Cowichan Valley school trustees passed their final budget for this school year at their regular meeting on Feb. 14, approving a document that includes almost $2 million more than their first drafts.
The reasons for that centre around a second-straight year of increases in students, which, with the Cowichan Valley district now out of funding protection, sees that the district gets extra money for the extra kids, explained secretary-treasurer Jason Sandquist.
He also reported that, “for the first time in many years the district has a reconciled amended annual budget that has not utilized all of the prior year’s surplus to balance.
“The district’s unallocated prior year surplus amounts to $994,396: money that remains available for future board decisions,” he said.
“A budget is a dynamic document that is managed and amended to reflect changes as they occur throughout the school year. There have been some significant amendments to the original budget that was adopted in May for 2016/2017,” he said.
First, is that school age enrolment grew by 169.25 full-time-equivalent students as of Sept. 30. On that pivotal date, the year’s final count is taken and every possible permutation of the ways a student can occupy a seat in a class is taken into consideration: hence the quarter student in the number.
In addition, special education designations increased from projections by 139 FTE, which Sandquist called “very significant growth”, and aboriginal education students receiving a program of enhanced study increased by 64 FTE over projections, which he said was “also a large increase.”
Therefore, funding increased by $2,967,437 from what was projected.
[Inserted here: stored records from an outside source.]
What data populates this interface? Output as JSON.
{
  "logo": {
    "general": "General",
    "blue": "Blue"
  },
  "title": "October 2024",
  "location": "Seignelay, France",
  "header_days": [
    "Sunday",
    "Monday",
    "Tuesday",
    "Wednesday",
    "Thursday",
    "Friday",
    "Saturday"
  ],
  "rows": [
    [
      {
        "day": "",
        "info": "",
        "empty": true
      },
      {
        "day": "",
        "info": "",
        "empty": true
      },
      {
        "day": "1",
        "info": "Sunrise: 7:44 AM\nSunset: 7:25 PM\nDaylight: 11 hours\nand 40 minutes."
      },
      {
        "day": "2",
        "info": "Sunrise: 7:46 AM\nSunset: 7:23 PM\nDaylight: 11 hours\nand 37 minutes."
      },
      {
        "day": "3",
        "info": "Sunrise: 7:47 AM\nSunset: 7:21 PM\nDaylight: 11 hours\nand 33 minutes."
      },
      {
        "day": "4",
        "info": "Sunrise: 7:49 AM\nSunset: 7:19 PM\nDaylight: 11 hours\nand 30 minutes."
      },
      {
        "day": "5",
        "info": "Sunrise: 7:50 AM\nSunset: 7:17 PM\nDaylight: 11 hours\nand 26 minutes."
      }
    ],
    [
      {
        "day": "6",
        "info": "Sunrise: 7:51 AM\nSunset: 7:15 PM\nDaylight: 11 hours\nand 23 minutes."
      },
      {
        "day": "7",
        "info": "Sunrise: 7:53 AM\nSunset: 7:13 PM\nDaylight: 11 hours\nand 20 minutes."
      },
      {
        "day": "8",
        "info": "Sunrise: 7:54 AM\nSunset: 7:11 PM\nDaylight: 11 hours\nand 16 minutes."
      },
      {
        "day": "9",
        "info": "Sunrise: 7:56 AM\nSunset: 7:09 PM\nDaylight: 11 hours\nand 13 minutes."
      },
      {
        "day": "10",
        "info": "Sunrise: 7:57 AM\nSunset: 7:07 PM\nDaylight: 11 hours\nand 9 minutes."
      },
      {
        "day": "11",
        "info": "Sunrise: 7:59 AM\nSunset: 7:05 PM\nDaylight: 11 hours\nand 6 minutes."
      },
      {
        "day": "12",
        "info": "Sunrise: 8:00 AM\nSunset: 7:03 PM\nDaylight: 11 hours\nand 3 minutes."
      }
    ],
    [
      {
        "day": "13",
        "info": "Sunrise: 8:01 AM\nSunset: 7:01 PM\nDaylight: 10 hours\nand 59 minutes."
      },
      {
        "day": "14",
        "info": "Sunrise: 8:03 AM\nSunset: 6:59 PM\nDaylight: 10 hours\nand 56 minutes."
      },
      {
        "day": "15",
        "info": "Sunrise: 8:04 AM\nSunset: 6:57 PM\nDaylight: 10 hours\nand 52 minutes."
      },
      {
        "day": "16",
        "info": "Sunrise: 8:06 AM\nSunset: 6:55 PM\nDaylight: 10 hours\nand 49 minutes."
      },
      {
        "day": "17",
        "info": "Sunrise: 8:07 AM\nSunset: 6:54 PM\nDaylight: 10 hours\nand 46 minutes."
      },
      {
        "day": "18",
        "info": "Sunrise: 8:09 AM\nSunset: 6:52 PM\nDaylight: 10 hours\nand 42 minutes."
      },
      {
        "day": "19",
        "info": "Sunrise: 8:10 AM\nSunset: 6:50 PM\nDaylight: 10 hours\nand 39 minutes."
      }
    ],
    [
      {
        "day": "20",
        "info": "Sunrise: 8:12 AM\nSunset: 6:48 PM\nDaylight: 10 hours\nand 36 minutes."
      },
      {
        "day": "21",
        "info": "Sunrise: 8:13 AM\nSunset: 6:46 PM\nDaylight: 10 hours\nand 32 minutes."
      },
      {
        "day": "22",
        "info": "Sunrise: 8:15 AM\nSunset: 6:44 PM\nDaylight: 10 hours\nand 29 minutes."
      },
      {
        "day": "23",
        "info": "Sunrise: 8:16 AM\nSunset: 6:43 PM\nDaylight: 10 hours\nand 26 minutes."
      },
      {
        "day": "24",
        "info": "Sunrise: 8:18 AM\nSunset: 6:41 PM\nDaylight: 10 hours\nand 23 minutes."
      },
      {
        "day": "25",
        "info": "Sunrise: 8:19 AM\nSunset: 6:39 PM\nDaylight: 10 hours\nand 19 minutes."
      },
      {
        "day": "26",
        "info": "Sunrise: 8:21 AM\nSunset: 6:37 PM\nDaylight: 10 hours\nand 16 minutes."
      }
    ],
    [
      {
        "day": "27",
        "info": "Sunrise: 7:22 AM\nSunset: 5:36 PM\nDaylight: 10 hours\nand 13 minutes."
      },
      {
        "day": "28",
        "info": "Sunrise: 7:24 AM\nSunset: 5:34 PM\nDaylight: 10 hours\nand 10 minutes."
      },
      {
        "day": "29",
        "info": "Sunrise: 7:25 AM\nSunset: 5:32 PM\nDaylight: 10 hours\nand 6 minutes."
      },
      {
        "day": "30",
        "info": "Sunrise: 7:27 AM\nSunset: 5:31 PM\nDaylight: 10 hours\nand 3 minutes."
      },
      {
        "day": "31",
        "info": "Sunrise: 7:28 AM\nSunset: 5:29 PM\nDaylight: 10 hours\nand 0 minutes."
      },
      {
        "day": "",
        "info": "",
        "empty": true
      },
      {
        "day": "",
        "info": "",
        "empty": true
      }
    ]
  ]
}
Then, the district “received notification that the administrative savings that were removed from the estimated funding calculation would be returned to districts. This resulted in an additional $348,411 of revenue,” Sandquist said.
In August, the district also received $283,524 from the province to fund the elimination of in-catchment busing fees.
But, the increases in students also meant more spending.
An additional $861,876 was required for education assistants to provide support to the newly designated students and $1,368,398 in teaching staff was added to support enrolment growth and student supports, he said.
On top of that, “the exempt staff compensation freeze was lifted after being implemented in 2009. This allowed compensation improvements for exempt, principal, and vice principal staffing.”
One final cost was the reinstatement of the district’s annual payment of $50,000 towards the retirement of unfunded employee future benefits.
If the district can find an additional $50,000 per year for three more years, that liability will finally be gone.
Trustees first decided to attack that problem in 2002 and successive boards have wrestled with finding money ever since.
Sandquist also told trustees about some possible “risk factors” with the rest of this school year’s budget, even though the closer it gets to year end, the more accurate the numbers will be.
A snowy winter is adding to the district’s snow clearing and utility budgets, but February is also when employee absenteeism is highest due to colds and flu.
Sandquist said it would be interesting to eventually see if the “snow days” gave sick staff time to recover and that a reduction in absenteeism will offset the higher snow-clearing costs.
Finally, “a longer term risk” involves the implications of the Supreme Court of Canada decision on class size and composition.
“For the 2016/2017 year, interim funding was provided through letters of understanding between the province and the BC Teachers’ Federation. How this decision will impact the 2017/2018 budget is still unknown but could be supported if needed by the retention of the current unallocated operating surplus [$994,396],” he said.